## What you are asked to do
Search the listing below for the string "Hello" and copy every line where it occurs.

Available data Start Marker

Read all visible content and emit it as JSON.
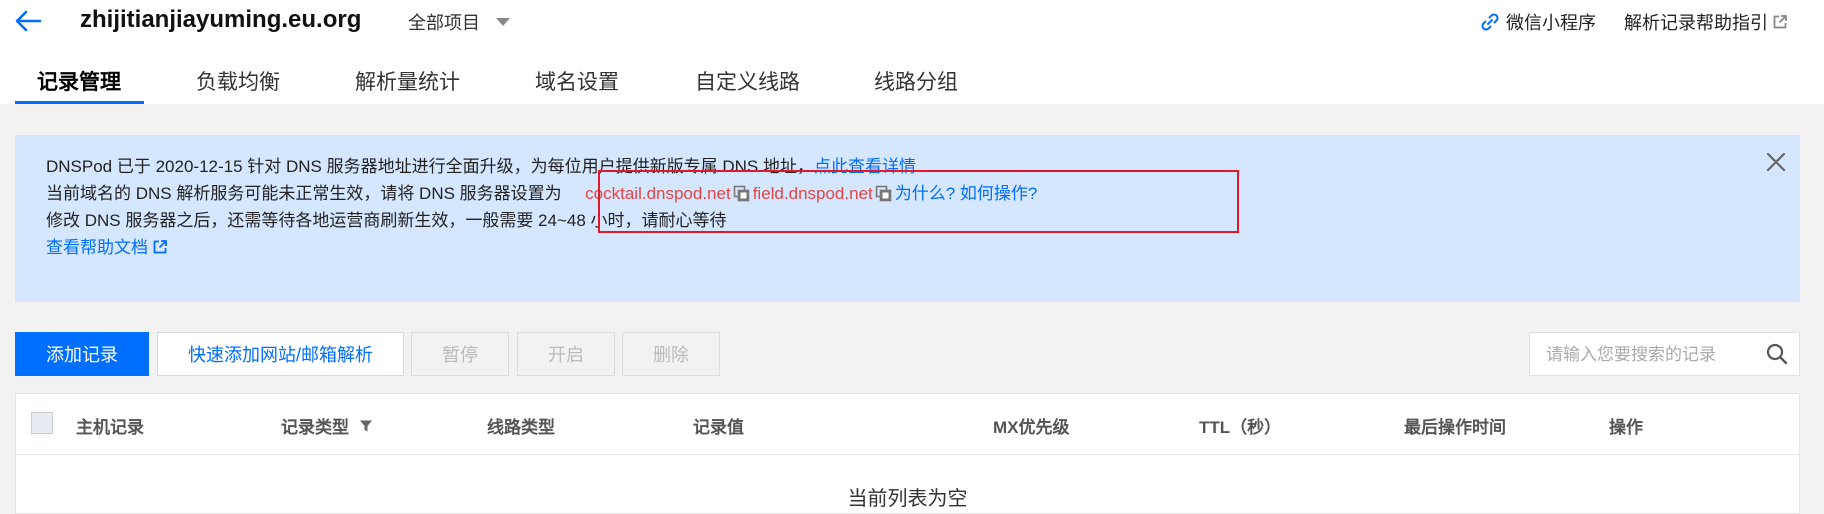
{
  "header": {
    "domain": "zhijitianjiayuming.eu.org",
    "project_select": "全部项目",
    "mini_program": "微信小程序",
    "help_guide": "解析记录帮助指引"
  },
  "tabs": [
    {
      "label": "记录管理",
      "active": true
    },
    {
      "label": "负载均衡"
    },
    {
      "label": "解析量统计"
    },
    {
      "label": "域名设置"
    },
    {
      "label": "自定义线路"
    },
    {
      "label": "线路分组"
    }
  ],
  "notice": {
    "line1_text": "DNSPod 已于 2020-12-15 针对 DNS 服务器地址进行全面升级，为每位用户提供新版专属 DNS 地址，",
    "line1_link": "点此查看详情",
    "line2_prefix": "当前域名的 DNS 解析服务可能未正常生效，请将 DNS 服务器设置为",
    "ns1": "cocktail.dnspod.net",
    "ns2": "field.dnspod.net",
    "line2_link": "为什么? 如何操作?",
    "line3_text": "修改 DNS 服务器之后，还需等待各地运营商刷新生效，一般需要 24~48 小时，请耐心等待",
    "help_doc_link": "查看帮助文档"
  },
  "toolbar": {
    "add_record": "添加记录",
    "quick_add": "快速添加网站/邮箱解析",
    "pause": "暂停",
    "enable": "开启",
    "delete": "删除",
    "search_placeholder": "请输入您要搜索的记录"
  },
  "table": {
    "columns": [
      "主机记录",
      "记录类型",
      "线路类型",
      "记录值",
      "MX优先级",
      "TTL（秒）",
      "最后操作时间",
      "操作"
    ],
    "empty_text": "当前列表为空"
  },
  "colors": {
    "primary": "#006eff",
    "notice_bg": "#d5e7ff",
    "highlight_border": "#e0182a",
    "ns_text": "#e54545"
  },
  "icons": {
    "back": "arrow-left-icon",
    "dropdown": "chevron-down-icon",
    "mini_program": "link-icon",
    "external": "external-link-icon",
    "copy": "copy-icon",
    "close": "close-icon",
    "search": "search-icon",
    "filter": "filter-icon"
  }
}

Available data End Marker
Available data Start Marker

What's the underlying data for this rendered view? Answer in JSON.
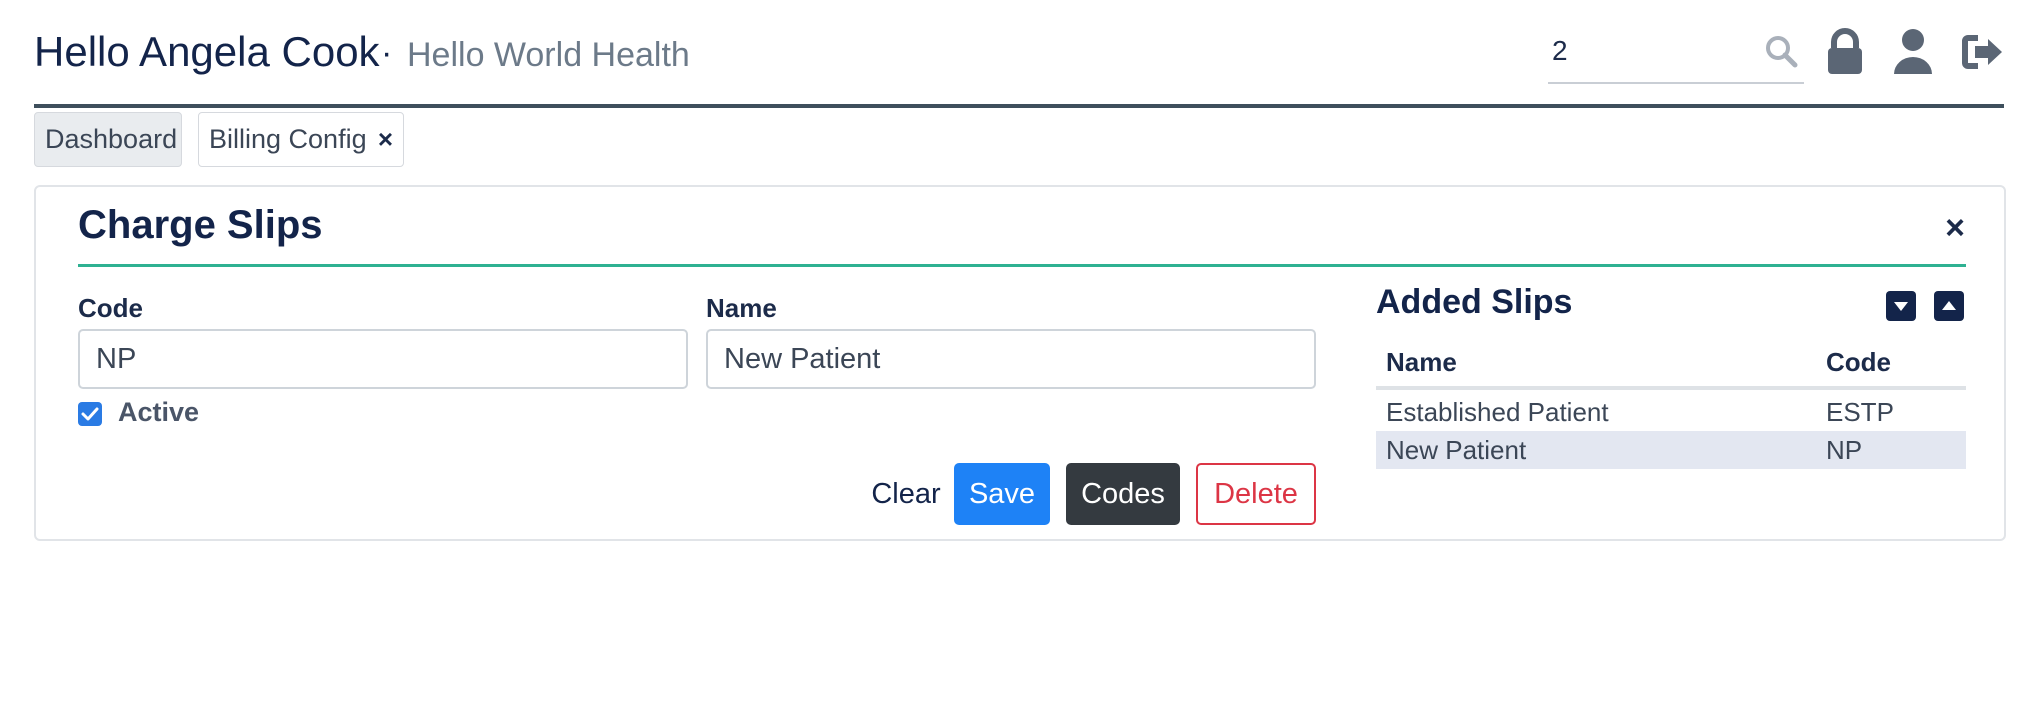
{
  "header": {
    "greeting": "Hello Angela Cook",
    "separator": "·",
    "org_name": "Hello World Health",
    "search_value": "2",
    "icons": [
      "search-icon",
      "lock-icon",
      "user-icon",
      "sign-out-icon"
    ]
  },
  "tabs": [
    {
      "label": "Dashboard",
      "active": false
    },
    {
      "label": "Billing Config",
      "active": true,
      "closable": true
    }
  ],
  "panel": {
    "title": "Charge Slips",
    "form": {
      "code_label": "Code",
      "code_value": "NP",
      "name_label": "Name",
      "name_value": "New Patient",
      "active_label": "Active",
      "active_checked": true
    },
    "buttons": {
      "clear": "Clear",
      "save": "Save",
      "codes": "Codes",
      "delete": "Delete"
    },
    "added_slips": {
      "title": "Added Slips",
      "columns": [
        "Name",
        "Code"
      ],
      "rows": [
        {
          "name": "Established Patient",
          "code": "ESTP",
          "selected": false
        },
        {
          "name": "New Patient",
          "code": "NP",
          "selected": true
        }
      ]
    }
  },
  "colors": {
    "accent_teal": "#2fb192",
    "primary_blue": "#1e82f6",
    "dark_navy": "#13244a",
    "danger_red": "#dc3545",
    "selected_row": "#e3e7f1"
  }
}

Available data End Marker
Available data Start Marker

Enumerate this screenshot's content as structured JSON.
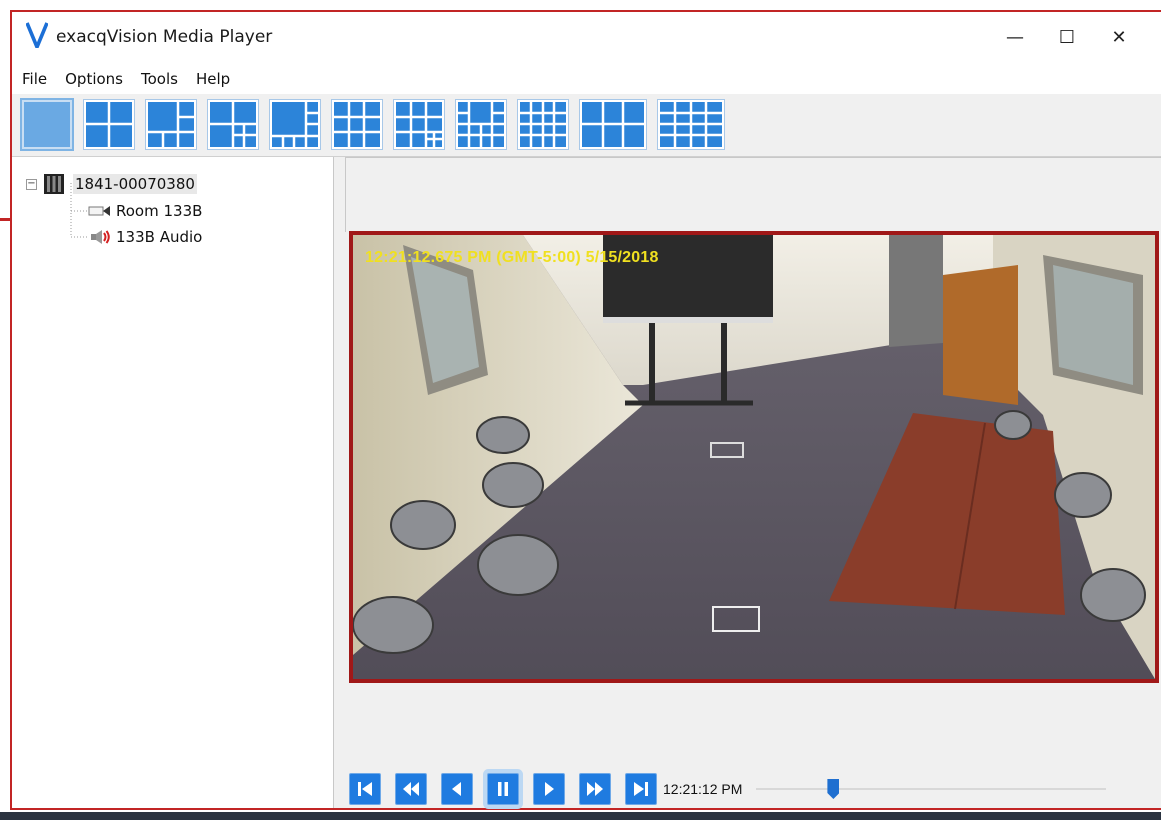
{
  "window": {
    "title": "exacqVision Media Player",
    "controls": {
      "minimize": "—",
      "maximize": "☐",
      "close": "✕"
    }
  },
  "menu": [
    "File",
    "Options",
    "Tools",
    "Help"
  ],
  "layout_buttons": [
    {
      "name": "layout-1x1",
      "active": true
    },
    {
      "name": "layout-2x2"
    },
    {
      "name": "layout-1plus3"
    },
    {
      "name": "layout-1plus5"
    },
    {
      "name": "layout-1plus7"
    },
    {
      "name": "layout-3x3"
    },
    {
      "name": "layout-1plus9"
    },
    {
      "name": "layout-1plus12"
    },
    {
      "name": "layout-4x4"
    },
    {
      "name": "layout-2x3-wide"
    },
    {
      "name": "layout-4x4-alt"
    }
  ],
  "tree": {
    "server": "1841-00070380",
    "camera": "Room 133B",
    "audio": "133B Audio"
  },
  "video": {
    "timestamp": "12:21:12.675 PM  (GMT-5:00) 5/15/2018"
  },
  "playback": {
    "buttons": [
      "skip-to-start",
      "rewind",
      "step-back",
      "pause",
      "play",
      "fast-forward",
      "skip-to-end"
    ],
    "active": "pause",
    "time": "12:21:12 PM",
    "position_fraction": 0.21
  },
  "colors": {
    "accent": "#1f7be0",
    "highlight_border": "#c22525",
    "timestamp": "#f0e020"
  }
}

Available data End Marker

## Answer section
    "greeting": "Hello Angela Cook",
    "org_name": "Hello World Health",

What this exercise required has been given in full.